ASSIGNMENT :: Each line of the listing that contains "icon" should be found and copied.

PROVIDED RECORDS ::

++++++++++++++++++++

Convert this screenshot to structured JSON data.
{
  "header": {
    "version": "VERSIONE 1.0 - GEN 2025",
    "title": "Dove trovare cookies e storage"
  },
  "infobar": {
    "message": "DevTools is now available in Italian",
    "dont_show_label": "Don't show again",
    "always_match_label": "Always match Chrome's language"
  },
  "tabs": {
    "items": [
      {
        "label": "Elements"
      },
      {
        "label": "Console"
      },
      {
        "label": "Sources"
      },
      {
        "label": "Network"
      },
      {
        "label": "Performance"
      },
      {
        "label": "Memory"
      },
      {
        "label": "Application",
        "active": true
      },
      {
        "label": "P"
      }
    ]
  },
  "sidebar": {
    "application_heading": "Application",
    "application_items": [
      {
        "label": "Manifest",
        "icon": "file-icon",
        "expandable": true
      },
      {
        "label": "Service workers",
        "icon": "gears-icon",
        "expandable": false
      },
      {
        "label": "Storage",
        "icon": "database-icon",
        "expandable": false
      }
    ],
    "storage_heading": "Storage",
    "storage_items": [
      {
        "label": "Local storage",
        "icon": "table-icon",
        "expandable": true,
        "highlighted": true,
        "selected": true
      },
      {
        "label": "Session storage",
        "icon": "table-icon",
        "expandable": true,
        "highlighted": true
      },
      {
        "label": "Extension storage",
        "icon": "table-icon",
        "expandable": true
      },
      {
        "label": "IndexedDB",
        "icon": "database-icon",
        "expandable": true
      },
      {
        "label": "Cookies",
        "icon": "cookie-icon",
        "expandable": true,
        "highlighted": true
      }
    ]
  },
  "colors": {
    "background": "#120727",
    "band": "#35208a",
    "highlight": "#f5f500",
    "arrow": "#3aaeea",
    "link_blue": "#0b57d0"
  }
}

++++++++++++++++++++

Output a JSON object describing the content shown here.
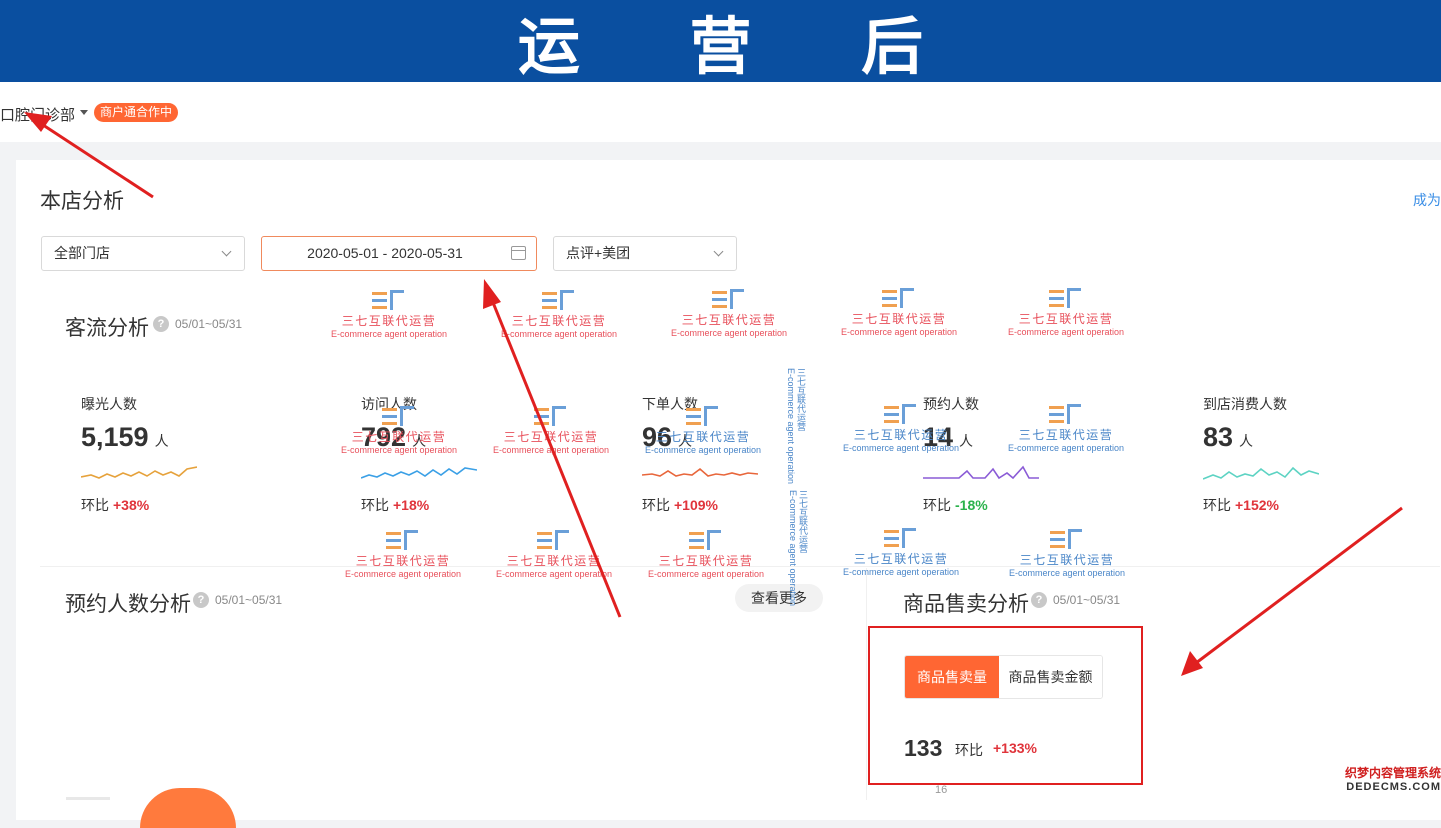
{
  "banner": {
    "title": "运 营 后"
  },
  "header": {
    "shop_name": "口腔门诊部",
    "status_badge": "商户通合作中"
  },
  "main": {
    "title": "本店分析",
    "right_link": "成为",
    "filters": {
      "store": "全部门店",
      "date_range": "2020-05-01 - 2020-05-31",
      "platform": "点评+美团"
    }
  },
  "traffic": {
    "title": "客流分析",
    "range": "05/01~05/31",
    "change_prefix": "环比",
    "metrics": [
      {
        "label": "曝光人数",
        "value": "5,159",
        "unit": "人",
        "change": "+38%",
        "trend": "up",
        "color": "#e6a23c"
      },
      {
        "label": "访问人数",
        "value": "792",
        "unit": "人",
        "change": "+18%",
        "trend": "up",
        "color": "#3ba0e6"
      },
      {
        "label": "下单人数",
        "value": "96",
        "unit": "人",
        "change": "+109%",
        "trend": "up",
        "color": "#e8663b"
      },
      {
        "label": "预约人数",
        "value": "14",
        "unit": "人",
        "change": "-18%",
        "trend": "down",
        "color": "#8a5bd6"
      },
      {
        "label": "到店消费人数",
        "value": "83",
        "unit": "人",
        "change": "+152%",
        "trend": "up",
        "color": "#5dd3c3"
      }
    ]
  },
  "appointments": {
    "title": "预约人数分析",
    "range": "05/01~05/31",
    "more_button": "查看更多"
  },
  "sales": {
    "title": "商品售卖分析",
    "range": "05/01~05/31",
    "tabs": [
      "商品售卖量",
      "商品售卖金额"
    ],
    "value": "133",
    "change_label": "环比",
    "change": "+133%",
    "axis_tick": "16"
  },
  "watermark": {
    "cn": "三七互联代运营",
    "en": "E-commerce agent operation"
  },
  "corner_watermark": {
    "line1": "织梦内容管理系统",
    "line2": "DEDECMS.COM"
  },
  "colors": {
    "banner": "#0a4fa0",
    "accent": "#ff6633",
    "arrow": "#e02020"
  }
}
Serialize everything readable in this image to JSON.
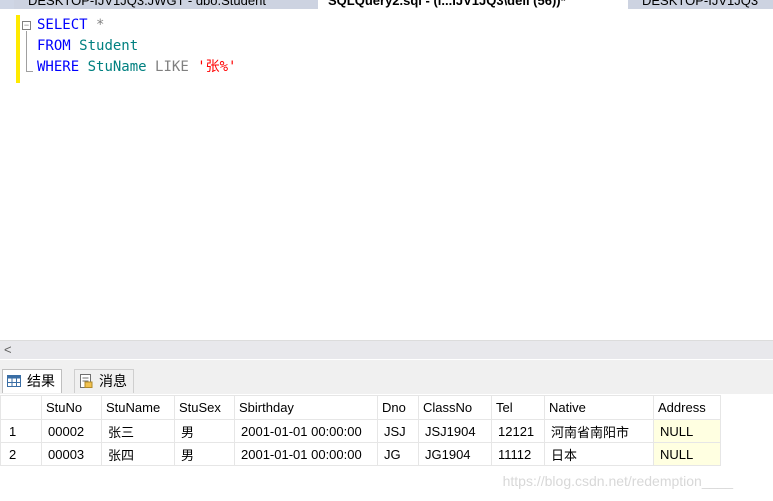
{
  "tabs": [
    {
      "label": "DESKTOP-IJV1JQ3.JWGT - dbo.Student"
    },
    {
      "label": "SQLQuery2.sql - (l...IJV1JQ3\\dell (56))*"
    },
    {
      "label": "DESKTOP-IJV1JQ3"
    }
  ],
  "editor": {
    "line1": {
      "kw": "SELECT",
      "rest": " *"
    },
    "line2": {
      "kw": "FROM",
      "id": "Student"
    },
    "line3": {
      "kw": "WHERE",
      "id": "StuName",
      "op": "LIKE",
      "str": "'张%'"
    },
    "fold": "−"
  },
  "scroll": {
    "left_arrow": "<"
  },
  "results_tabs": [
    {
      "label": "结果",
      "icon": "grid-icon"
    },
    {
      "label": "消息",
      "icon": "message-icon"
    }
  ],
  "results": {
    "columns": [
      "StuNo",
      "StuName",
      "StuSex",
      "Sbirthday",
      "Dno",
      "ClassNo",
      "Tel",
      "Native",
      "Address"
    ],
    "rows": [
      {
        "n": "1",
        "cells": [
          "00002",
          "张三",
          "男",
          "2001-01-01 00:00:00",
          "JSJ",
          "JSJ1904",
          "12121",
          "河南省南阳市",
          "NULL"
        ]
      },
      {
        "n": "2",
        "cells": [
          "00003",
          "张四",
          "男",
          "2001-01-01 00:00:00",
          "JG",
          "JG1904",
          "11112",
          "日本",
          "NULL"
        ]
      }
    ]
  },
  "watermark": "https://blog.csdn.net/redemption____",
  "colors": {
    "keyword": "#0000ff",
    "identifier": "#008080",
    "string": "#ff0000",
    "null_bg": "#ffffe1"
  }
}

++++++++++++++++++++

EXERCISE ANSWER ::
        "icon": "file-icon",
        "icon": "gears-icon",
        "icon": "database-icon",
        "icon": "table-icon",
        "icon": "table-icon",
        "icon": "table-icon",
        "icon": "database-icon",
        "icon": "cookie-icon",
      "icon": "grid-icon"
      "icon": "message-icon"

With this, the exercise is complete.